People say that university can change you, but I didn’t expect it to happen so soon. My first day at Imperial began with a trip to register at the ID card office, but when my details were punched in to the computer there was a problem: the photograph on the screen was not me. I hadn’t expected my transformation into a postgraduate student to be so dramatic. Thankfully it appeared my metamorphosis was only temporary; a quick photo later and I was fully registered Imperial Collegian.
I then went to the “drop-in information event”, wandering around aimlessly and picking up leaflets. People were milling, chatting, and drinking cups of tea, but I wasn’t sure whether to join them. A solitary sign on a noticeboard said “Humanities”, so I hovered in the hope of meeting fellow Science Communication students, but of course had no idea who out of the masses to approach.
Glancing at my watch, I decided to wander around campus until the welcome address for the Graduate School of Life Sciences and Medicine, of which I was now a member. I checked out the library and meandered along the walkways. As an undergraduate at Bristol I was used to roaming the city to get to various departments, so the concept of a campus was still alien to me.
Eventually 4pm rolled by, and an usher directed me into the Great Hall for the Rector’s address. “If you don’t have any friends waiting for you inside, could you please fill out the front rows?” A perfectly harmless request, but it highlighted the fact that I was yet to meet anyone. I wondered whether living an hours tube ride from South Kensington had been the best choice.
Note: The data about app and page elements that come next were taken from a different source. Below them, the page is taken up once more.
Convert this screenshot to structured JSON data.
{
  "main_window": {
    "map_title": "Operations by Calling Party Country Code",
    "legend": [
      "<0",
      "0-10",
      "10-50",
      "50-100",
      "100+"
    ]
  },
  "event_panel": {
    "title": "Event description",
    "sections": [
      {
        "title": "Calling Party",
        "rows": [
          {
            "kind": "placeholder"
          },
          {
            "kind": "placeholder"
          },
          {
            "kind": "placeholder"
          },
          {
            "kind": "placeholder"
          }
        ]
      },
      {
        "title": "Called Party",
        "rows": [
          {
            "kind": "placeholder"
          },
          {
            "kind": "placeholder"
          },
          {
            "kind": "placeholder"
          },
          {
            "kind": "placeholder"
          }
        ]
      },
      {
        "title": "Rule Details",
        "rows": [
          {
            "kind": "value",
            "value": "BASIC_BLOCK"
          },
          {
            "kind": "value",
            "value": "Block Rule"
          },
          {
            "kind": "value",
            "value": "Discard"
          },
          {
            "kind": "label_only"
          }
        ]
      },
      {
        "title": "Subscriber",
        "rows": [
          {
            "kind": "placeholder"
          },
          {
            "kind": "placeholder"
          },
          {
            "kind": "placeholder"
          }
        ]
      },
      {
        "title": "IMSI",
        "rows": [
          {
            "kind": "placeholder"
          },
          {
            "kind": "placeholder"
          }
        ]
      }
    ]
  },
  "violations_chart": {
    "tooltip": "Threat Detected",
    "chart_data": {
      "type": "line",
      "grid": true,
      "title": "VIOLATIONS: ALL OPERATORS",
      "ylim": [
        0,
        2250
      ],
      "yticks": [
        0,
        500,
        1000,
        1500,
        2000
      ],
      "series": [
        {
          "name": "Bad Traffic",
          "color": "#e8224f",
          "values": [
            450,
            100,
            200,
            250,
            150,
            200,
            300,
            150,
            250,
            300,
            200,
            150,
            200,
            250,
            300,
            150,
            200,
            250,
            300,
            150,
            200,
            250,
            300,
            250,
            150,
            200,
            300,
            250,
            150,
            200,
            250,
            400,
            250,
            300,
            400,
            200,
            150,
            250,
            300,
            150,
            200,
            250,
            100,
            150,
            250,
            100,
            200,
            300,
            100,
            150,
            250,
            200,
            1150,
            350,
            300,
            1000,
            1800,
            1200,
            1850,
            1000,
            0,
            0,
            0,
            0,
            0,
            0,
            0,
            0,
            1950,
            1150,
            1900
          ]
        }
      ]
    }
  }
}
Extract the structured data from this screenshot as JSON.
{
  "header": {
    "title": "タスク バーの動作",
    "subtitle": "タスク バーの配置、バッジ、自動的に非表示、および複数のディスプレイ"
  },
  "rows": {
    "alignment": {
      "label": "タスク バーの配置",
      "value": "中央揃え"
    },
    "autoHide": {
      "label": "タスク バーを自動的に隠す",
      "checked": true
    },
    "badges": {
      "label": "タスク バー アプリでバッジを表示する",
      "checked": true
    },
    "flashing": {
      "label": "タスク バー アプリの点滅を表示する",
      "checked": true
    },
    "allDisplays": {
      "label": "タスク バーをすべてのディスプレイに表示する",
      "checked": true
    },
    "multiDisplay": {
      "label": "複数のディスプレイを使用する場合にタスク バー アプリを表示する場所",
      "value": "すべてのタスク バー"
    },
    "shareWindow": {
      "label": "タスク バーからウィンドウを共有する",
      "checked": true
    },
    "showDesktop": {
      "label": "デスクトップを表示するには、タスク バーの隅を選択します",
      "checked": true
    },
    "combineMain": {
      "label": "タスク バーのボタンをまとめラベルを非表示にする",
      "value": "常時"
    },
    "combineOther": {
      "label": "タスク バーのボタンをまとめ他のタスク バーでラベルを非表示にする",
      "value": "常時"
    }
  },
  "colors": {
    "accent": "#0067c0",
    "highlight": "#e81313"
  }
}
Sir Roy Anderson gave a speech leaving me with a vague sense of inspiration, and the other speakers were informative if perhaps not as uplifting. I returned home, deciding this afternoon didn’t really count: tomorrow was the first “proper” day of my time at Imperial.
Tuesday began with an introduction from the SciComm staff, and a register to confirm everyone had shown up. As usual, I was first on the list, the curse of a surname beginning with A. “Ah, Jacob, I remember your interview,” said Stephen Webster, department director. “The interview that took place in a car park, you mean?” I replied with a grin. A story for another time perhaps, but it got a laugh from the class and I felt more relaxed.
Later on in a group exercise we discussed why we applied for the course, and I realised I was definitely in the right place. These people who I had only just met seemed to think exactly the same way as me. Some common answers:
“I loved my undergraduate degree, but the focus became too narrow. I want to retain a broad scientific understanding.”
“I didn’t want to do the same thing every day forever. Science communication allows you to work with different people, in different mediums, and in different ways.”
“I think science is amazing, fascinating, and beautiful. I want to share it with the world.”
I ended the day with a smile on my face, anticipating the year ahead. The rest of the week brought (amongst other things) a visit to the Science Museum and a talk with chief curator Tim Boon, a treasure hunt around the library, and a party. I met many wonderful people and began thinking in interesting and challenging new ways. I’ve already got more reading to do than I probably ever did in three years of Maths, but roll on week two!